I am therefore pleased to see that even among Welles’ admirers, there are those who know what is badly wrong with this film. “Welles’s heroism in completing the film makes criticism of the result seem almost churlish, but the fact remains that Othello as a story stubbornly resists Welles’s moral framework, and his style, never more floridly expressionistic, is particularly unsuited for a character conflict which depends so much on careful, logical, introspective development.” So says Joseph McBride in his 1972 study Orson Welles, and he goes on to describe the film as “fascinating as spectacle and alienating as drama”. Quite. French critic Andre Bazin praised the film highly in a 1952 review, but did note that “Welles’s editing… seems extremely fragmented, shattered like a mirror relentlessly struck with a hammer. Carried to such a degree, this stylistic idiosyncrasy becomes a tiresome device.” He also noted that Welles’s performance “lapses into exhibitionism.” Again, quite.
What I am left with is the impression that this could have been a great film if more tightly-controlled, more disciplined, and given a coherent shooting schedule. Yes, Welles’ persistence is getting it done may have been heroic, but the result is a series of improvisations, like so much of Welles’ later work (that Turkish bath business). There is evidence of a great talent, but it has produced a bitty and incoherent film. And that remains the verdict on nearly all of Welles’ post-Hollywood film career when one judges the films themselves, as opposed to the legends about their making.
If he had had all the money he needed in his purse in the first instance, Othello might have been a good film.
Sensible Footnote: One very obvious point – it would now be impossible to make a version of Othello like Welles’ because public taste has turned so much against the concept of white actors donning blackface to play Africans. There is now that agitation against so-called “whitewashing”, that is, white actors playing any ethnicity other than their own. One way to circumvent this is to point out that Othello is a Moor – a North African and not a sub-Saharan Negro (or “Blackamoor”, as Elizabethans would have said.) This was the solution found in the TV adaptation starring Anthony Hopkins as Othello. But nowadays, even this might be found objectionable.
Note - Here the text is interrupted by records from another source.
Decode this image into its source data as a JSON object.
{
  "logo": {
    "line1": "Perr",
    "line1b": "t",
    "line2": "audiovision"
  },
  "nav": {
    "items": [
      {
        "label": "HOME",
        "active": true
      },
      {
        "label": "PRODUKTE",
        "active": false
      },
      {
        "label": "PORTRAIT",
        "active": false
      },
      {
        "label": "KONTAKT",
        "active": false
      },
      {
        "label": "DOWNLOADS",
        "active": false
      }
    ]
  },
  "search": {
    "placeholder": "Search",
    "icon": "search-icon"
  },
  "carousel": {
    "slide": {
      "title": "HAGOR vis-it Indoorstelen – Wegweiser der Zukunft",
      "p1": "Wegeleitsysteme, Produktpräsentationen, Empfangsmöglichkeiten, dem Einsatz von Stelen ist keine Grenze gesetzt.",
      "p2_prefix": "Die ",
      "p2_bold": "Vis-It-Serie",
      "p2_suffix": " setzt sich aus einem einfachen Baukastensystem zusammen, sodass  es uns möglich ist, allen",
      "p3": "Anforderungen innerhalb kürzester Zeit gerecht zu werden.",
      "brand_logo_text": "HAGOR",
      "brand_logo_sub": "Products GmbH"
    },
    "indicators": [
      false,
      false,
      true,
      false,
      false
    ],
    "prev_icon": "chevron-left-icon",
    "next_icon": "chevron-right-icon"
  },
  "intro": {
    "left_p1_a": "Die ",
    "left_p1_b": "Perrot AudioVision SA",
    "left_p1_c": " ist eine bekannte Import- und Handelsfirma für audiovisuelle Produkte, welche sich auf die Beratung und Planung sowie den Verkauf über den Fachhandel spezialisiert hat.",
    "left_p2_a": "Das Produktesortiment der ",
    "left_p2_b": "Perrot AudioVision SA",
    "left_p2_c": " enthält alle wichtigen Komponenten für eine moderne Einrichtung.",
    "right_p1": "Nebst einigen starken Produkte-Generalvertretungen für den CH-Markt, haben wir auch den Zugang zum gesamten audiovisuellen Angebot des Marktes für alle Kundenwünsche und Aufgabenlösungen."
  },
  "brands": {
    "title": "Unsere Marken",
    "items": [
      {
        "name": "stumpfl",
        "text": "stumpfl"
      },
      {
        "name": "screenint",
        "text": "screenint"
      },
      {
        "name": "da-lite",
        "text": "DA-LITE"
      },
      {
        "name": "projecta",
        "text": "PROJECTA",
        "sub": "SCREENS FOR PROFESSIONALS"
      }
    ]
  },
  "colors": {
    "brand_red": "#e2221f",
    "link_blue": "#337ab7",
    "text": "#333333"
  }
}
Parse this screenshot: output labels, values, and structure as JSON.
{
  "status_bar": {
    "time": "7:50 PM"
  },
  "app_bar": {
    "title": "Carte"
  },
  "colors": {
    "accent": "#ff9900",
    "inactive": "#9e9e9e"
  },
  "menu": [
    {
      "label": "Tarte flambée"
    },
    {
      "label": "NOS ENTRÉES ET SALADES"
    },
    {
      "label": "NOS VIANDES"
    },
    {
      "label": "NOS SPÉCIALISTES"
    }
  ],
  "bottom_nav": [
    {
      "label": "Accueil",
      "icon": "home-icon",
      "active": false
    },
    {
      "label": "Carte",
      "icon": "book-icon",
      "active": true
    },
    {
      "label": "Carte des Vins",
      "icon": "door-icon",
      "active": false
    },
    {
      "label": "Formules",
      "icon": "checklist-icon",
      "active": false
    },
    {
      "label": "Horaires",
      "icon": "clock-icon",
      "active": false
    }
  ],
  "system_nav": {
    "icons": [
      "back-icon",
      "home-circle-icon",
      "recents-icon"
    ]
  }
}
Snarky Footnote: Micheal MacLiammoir notes that Orson Welles instructed him to play Iago as if Iago’s problem was impotence. He is jealous of Othello’s sexual potency and therefore cuts him down to size by destroying him. I wonder if, in giving this instruction, Welles wasn’t implying something else? Obviously, having worked at Dublin’s Gate Theatre when he was younger, and having made a film in Ireland with MacLiammoir, Welles was fully aware that MacLiammoir was homosexual (his partner and fellow-director of the Gate Theatre, Hilton Edwards, plays the role of Brabantio in Welles’ Othello). In making Iago’s motivation sexual, was Welles in fact suggesting that this was the tale of a repressed gay man jealous of an heroic heterosexual man with a happy marriage? Just a thought.